Commonplace : Terra Firma
The Commonplace is conceived in contrast to dominant and imposing civic forms which the asylum seeker and refugee communities continue to face. It is a non-institutional building with the concept of an “open house” – a concept that aims to build a society founded on the values of fairness, equality and opportunity for everyone in Scotland, where everyone matters and all are included.
The building prescribes a dual function. Firstly, it will accommodate programs which function to support and give agency to these communities. A resource centre, office spaces, casework support offices, childcare support spaces, language learning spaces, counselling spaces and emergency accommodation are some of the spaces which work to provide these communities with support and a sense of respite.
These small services without red tape play vital roles in the integration of these communities with the local Scottish population. The human qualities of these small and autonomous programs counter bureaucratic norms, impersonal relationships to large institutions and traumas faced by the asylum seekers. By changing the passive nature of their relationship to service programs, they will play an active role in the social institution.
Second, the building will accommodate open and free spaces for everyone to use. A series of open and transparent program of spaces is created to facilitate integrative efforts by grass-root organisations and smaller service providers. A workshop space, a cafe and bar, event spaces and urban “living rooms” will accommodate spaces where people can gather and for chance encounters to be experienced. These spaces are also powerful tools to engage diverse sections of the community – breaking down barriers between different groups.
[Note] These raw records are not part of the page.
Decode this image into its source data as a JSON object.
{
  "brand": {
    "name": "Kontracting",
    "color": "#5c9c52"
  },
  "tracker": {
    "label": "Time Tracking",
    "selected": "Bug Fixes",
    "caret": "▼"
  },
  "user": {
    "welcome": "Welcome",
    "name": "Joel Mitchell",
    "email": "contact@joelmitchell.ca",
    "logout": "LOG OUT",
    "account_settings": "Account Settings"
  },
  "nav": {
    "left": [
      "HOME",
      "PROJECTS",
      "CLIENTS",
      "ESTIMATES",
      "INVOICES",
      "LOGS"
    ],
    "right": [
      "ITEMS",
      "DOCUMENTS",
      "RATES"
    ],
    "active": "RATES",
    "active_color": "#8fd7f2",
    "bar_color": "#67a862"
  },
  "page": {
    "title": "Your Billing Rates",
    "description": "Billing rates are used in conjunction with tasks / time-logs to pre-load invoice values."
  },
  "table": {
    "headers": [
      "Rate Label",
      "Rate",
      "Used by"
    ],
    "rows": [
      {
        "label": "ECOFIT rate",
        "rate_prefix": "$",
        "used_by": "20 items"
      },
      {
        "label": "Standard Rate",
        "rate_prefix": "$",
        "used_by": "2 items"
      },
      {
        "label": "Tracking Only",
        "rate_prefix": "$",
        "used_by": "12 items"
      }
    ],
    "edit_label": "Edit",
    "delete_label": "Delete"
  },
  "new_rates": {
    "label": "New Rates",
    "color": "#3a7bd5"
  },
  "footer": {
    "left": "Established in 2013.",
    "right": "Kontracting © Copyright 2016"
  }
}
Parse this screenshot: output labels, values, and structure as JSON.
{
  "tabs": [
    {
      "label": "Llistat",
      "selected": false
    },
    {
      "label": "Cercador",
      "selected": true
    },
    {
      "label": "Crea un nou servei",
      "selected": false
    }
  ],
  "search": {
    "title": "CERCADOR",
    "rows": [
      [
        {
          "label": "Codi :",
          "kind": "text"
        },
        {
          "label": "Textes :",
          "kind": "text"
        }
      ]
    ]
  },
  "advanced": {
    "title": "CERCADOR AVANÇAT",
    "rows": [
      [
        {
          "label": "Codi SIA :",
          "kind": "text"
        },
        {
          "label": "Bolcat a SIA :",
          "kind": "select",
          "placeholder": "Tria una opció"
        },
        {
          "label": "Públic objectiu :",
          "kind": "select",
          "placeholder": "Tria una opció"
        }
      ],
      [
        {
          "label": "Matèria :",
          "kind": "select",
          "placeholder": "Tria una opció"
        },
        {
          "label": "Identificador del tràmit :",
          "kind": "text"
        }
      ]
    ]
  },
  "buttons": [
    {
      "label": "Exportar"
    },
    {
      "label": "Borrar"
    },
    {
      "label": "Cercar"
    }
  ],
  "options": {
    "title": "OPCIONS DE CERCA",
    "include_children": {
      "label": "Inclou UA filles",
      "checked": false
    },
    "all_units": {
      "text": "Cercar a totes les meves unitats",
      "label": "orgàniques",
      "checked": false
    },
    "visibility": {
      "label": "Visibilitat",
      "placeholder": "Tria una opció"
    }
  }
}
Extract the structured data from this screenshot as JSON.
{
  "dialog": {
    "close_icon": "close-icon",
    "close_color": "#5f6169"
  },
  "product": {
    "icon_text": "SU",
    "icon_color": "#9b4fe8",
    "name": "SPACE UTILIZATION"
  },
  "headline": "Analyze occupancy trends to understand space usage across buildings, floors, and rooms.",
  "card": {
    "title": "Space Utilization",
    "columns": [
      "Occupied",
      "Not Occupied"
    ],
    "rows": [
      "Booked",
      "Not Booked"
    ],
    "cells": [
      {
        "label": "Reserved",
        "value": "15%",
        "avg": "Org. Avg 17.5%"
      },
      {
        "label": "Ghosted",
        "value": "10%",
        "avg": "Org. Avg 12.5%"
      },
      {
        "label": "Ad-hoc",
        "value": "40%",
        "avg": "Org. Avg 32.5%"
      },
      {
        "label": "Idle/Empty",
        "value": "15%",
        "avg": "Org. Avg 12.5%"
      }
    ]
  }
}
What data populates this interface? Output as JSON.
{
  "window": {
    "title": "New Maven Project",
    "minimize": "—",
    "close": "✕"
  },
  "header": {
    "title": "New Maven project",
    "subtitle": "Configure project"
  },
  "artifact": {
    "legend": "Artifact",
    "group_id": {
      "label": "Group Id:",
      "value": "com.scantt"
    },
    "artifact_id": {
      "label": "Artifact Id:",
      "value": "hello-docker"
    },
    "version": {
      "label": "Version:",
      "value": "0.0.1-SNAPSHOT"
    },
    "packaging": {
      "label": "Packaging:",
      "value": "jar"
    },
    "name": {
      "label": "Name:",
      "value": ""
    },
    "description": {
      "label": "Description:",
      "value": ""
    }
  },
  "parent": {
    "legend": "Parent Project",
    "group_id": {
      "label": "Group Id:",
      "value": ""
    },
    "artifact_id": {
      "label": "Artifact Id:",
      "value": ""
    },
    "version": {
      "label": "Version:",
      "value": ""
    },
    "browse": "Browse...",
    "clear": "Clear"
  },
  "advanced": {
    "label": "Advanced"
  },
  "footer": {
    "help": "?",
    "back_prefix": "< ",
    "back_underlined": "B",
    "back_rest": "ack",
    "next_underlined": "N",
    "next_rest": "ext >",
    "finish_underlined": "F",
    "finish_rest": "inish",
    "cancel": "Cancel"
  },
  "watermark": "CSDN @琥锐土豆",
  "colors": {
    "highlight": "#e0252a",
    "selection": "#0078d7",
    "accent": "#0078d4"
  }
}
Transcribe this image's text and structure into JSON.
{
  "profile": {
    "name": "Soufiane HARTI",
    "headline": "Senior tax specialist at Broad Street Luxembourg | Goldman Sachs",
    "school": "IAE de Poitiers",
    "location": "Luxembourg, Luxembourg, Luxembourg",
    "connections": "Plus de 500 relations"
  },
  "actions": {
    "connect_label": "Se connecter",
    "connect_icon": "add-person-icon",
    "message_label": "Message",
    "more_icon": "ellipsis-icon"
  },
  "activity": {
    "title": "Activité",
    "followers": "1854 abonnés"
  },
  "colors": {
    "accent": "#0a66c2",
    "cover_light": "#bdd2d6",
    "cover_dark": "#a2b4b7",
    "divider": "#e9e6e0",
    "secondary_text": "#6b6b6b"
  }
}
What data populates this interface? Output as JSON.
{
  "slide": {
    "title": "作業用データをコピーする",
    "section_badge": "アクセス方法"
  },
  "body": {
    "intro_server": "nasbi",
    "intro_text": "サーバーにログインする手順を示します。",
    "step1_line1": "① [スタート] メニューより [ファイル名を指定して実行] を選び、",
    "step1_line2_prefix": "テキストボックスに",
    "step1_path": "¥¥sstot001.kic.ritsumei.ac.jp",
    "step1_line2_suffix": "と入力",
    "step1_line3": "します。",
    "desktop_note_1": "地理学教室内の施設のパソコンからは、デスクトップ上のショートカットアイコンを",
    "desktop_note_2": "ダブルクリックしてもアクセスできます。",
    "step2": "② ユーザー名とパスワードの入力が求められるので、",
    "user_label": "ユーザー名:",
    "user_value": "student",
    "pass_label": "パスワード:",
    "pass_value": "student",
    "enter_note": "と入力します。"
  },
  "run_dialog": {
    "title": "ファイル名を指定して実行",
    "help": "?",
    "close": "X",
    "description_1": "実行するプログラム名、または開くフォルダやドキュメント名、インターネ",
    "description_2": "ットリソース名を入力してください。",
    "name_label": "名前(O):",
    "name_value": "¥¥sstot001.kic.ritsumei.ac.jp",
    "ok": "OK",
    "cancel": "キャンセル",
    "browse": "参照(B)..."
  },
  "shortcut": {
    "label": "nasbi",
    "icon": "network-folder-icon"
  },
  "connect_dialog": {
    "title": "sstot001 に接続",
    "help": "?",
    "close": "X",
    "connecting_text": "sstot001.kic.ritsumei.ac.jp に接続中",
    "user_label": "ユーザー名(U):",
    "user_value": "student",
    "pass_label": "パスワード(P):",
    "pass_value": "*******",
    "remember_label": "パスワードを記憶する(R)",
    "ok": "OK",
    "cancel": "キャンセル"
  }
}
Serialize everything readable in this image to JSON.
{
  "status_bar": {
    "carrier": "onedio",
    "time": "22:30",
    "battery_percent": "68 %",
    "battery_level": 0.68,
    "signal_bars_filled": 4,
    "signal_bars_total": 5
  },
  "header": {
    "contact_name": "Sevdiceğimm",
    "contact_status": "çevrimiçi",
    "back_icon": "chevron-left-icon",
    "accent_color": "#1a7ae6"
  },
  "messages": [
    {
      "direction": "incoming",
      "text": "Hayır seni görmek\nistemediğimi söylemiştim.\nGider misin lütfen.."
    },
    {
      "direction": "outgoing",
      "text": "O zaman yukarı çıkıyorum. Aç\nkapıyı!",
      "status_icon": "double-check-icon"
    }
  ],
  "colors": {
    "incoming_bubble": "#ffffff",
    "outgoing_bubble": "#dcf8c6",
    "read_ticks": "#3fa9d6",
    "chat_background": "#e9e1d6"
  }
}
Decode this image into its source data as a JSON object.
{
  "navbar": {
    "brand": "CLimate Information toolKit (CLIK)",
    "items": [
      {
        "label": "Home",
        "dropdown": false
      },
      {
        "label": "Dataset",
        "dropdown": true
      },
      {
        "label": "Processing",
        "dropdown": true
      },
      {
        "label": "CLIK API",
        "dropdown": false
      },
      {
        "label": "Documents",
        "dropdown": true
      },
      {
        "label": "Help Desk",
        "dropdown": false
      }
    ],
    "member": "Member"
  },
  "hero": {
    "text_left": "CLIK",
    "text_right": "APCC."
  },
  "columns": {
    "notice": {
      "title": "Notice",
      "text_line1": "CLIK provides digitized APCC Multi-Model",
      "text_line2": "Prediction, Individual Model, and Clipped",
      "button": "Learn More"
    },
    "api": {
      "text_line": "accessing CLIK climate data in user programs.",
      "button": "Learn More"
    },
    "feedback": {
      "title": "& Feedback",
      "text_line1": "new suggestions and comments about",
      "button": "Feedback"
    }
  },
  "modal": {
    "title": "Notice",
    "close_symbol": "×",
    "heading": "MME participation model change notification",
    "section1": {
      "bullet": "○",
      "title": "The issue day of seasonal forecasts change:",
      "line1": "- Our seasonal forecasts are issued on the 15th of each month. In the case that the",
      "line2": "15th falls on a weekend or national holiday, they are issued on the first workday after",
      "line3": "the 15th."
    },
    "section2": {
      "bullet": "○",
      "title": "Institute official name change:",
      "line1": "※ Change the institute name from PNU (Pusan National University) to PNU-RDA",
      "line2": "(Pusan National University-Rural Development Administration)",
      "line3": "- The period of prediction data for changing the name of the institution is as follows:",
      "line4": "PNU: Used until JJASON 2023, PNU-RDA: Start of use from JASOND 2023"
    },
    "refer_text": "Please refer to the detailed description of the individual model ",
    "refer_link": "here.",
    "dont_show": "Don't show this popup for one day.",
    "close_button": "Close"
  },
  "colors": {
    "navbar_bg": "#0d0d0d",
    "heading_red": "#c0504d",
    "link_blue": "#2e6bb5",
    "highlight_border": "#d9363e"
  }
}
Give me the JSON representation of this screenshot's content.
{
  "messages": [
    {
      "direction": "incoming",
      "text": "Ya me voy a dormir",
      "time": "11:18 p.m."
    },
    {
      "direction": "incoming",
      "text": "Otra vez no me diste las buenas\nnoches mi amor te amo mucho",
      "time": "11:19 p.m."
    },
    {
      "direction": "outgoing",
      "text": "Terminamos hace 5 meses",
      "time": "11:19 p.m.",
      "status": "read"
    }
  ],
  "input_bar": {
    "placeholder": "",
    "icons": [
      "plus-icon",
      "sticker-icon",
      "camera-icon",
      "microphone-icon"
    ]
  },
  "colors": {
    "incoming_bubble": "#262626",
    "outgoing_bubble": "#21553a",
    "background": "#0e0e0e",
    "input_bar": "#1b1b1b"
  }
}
Different levels of activities organised by the networks as well as mainstream culture and leisure facilities provide for the efforts in uniting people around a the issue of displacement and integration. These are key activities which will promote social cohesion and will build bridges between the asylum seeker and local communities. Art, music and cultural events could potentially link to larger city-wide projects which will further the intention to give visibility to the community, fostering integration and acculturation within the context of Glasgow.